Sir Robert Young (Newton)

I should like to ask whether this Amendment applies only to seamen and others of that character, or does it apply generally to engineers who have been under various employers?

Mr. McCorquodale

This Amendment refers to two cases where, under emergency legislation, pools of employed persons have been formed. At the moment there are pools for dockers and Merchant Navy seamen, and there may be others before the end of the war.

Mr. Bellenger (Bassetlaw)

Is the employer clearly defined in a case like that? I am not conversant with the system of pools of employment in the dockers' industry, but are we clear that the obligation will fall on some specific employer?

The Minister of Labour (Mr. Ernest Bevin)

The position in the dock industry is that before the war a man was casually employed and therefore virtually had no employer, although he might go back on to the register in order to give him a right to apply for work. That was all the right he had. During the war two schemes have been established which after the war must become one scheme. One is the Ministry of Transport scheme on Merseyside and in Glasgow, formed for special reasons, but the more important is the National Dock Labour Corporation scheme, under which responsibility is accepted for guaranteeing the man his income, so that instead of going back on to the register, which gives him only the right to apply for work at the dock gates, he goes back into the pool and, if there is no work, participates in the guaranteed week, like others who have been in the pool all the time. The same thing applies to merchant seamen. A pool has been established which takes care of a man when he is not on board ship and has no individual employer. Under this arrangement we reinstate the man not merely on the register but in the pool, so that he gets all the rights of the people who have been at home during the whole period.

Sir Irving Albery (Gravesend)

It is not clear to me from what the right hon. Gentleman has said whether in connection with such a pool as the Dock Labour Corporation pool the Corporation will be treated as being legally the employer?

Mr. Bevin


Major Manningham-Buller

Supposing the pools cease to exist after the war, who then will be the employer?

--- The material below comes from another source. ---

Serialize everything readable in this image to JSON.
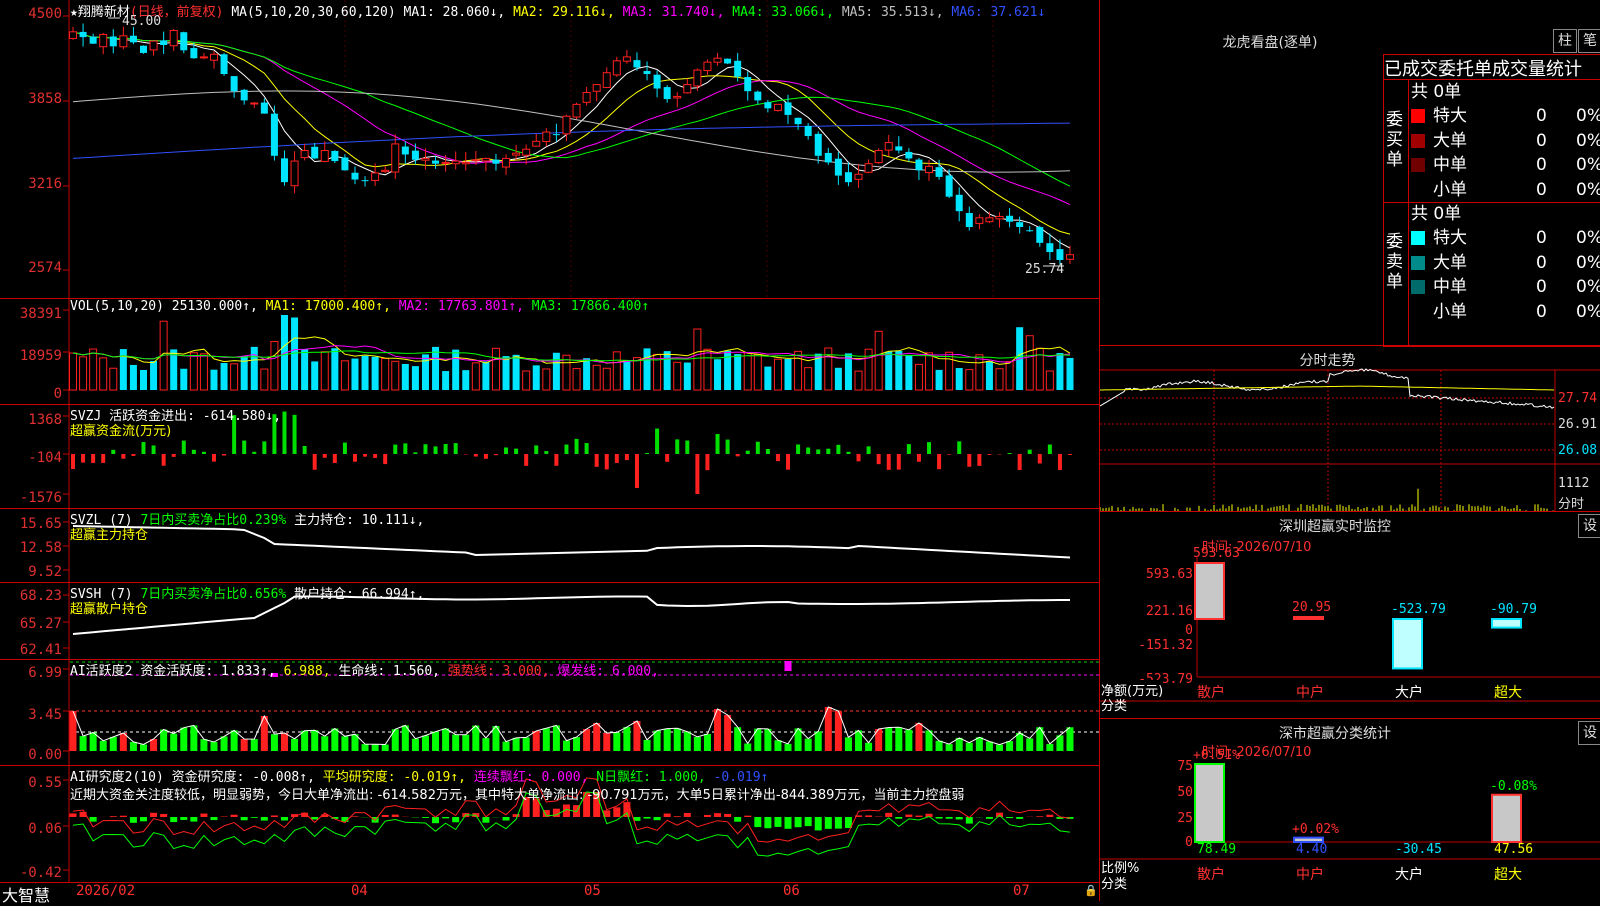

Mr. Bevin

In that case we should be right back to the position where the men had only the status of casual workers, but I have no fear that the pools will disappear. In building, shipping and the docks—I think in the case of the building trade it has not yet extended there—generally speaking I think we may take it that in the case of casual labour that system will be the order of the day.

Sir I. Albery

I have one last question to put. Among dock labourers there are many men who were registered and then for some reason became unregistered. How will they stand? The Bill provides for those who were in the employ of an employer within a certain time. How will men under the pool system be affected as regards this question of time?

Mr. Bevin

There was registration at every port and men were on the register. If a man was on the register when he was called up, then, the pool having now taken the place of the individual employer from the point of view of liability, he will be able to establish his claim before the Reinstatement Com- mittee —if there is a dispute—to go back into the pool instead of going back on to the register, which has been superseded. The man is in a safer position and has greater security.

Amendment agreed to.

Mr. McCorquodale

I beg to move, in page 6, to leave out lines 20 to 23.

This is really a drafting Amendment. The words which it is proposed to leave out cover the definition of "undertaking," and we think that would come more appropriately in Clause 20, with the other definitions.

Amendment agreed to.